The beauty of a boat like Brilliant, Hathaway says, is just that: It brings people together in a shared experience that creates deep bonds. He sailed in 2013 on an excursion with no one he knew, “but one thing I love about Brilliant is how quickly you can become a crew – you come together to do everything that needs to be done to sail that boat. It’s always a very interesting and a very rewarding experience.”
Staying true to the mission
It’s that bonding experience that keeps Brilliant true to Mystic Seaport’s mission, says Steve White, president of Mystic Seaport. “I’m a firm believer that the best lessons in life are learned at sea. For some 65 years, Brilliant has provided these lessons every summer for almost 10,000 young people. Her impact is immeasurable, and for those lucky ones who have been to sea for five to 10 days on her, they are all the wiser. But how lucky Mystic Seaport has been to serve Brilliant’s steward for all these years. In her is the legacy of Olin Stephens; she is the embodiment of Mystic Seaport’s core values and she represents us so well everywhere she sails!”
Cunningham remained proud of her role at Mystic Seaport, and the Museum’s stewardship of the boat, until his death at age 96 in 2003. In a letter dated Feb. 16, 1989, he wrote to a Seaport employee named D.H. Boyden, in reply to an update on Brilliant Boydon had sent along:
“My children … loved her. I always wanted her to do the job with children she is doing at Mystic, as I felt she was so well built, they could hardly get into any trouble as they learned to handle her. I think you and Capt. [George] Moffett, as well as all the others involved in her maintenance, are doing a wonderful job.”
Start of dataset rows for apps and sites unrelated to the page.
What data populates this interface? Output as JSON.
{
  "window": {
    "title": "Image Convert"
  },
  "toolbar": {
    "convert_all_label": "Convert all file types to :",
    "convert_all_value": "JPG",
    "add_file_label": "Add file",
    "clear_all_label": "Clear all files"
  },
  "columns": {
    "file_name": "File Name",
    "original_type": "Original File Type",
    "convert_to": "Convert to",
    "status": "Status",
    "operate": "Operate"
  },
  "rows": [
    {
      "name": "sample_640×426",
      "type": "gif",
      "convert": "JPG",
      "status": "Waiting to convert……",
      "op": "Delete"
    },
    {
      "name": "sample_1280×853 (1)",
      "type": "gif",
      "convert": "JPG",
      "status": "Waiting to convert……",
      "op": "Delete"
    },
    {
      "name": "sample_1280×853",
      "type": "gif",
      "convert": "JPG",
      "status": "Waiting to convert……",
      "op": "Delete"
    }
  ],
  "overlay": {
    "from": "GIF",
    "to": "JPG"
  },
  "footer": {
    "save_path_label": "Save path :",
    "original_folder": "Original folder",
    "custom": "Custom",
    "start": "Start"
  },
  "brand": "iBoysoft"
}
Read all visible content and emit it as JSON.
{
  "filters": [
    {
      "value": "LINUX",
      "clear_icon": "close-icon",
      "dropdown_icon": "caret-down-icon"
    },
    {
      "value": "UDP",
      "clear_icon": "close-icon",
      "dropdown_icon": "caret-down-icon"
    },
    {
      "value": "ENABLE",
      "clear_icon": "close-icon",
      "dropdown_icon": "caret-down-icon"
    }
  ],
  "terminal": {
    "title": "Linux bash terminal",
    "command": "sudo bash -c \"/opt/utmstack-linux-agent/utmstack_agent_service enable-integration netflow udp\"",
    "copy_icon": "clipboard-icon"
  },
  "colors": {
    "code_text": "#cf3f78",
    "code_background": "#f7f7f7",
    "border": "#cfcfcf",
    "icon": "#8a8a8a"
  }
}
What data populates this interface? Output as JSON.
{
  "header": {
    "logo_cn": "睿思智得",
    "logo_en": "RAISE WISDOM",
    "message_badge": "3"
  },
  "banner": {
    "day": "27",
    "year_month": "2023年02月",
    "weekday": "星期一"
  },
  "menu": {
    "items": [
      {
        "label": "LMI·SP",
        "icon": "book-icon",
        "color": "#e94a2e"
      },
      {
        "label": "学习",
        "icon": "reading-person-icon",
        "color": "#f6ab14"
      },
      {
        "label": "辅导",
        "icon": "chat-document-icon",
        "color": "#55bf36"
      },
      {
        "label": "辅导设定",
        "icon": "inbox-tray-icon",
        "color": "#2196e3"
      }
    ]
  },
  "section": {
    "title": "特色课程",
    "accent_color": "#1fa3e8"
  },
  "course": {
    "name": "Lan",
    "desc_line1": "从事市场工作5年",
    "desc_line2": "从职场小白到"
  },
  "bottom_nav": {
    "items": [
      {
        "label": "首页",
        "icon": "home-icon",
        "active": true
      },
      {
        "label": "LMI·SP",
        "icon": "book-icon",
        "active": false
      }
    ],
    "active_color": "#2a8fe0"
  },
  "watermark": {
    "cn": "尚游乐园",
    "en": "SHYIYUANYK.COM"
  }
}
The mission Alley lives every day on the boat is to “share her on as many levels as we can. Whether it’s the students, volunteers, passengers or just someone talking to you on the side of the dock, she’s recognized and welcomed everywhere she goes. That’s the mission. People hear ‘sail training’ and they assume we are going to teach you how to sail. No. We are teaching you how to communicate, work together and be responsible. We take 12 strangers and put them in tight quarters and then we build a team. We teach life skills using a boat. The boat is the one teaching them. It’s why I do it.”